» EXTRACTED ENTRIES:
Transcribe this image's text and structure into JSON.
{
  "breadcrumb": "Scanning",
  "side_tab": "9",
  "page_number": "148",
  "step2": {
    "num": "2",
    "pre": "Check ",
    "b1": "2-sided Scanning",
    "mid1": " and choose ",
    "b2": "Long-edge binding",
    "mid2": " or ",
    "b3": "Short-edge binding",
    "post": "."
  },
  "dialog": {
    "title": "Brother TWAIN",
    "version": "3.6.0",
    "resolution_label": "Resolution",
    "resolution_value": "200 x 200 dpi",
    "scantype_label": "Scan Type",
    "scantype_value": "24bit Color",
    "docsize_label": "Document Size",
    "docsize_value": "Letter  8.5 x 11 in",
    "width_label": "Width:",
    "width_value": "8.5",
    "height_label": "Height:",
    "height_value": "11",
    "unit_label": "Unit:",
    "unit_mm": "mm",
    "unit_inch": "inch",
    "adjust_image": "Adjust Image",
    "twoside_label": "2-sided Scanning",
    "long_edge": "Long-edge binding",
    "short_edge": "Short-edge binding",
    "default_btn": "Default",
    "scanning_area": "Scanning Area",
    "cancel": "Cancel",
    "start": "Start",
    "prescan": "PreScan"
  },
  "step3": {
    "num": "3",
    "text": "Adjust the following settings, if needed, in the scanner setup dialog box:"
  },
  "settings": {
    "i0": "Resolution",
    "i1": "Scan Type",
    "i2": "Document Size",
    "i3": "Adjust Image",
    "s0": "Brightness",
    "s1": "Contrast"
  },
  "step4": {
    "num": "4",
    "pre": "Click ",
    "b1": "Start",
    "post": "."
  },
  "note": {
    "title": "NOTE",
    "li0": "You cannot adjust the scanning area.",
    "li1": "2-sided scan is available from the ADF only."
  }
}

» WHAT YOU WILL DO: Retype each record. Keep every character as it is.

» RESPONSE BELOW:
Transcribe this image's text and structure into JSON.
{
  "breadcrumb": "Scanning",
  "side_tab": "9",
  "page_number": "148",
  "step2": {
    "num": "2",
    "pre": "Check ",
    "b1": "2-sided Scanning",
    "mid1": " and choose ",
    "b2": "Long-edge binding",
    "mid2": " or ",
    "b3": "Short-edge binding",
    "post": "."
  },
  "dialog": {
    "title": "Brother TWAIN",
    "version": "3.6.0",
    "resolution_label": "Resolution",
    "resolution_value": "200 x 200 dpi",
    "scantype_label": "Scan Type",
    "scantype_value": "24bit Color",
    "docsize_label": "Document Size",
    "docsize_value": "Letter  8.5 x 11 in",
    "width_label": "Width:",
    "width_value": "8.5",
    "height_label": "Height:",
    "height_value": "11",
    "unit_label": "Unit:",
    "unit_mm": "mm",
    "unit_inch": "inch",
    "adjust_image": "Adjust Image",
    "twoside_label": "2-sided Scanning",
    "long_edge": "Long-edge binding",
    "short_edge": "Short-edge binding",
    "default_btn": "Default",
    "scanning_area": "Scanning Area",
    "cancel": "Cancel",
    "start": "Start",
    "prescan": "PreScan"
  },
  "step3": {
    "num": "3",
    "text": "Adjust the following settings, if needed, in the scanner setup dialog box:"
  },
  "settings": {
    "i0": "Resolution",
    "i1": "Scan Type",
    "i2": "Document Size",
    "i3": "Adjust Image",
    "s0": "Brightness",
    "s1": "Contrast"
  },
  "step4": {
    "num": "4",
    "pre": "Click ",
    "b1": "Start",
    "post": "."
  },
  "note": {
    "title": "NOTE",
    "li0": "You cannot adjust the scanning area.",
    "li1": "2-sided scan is available from the ADF only."
  }
}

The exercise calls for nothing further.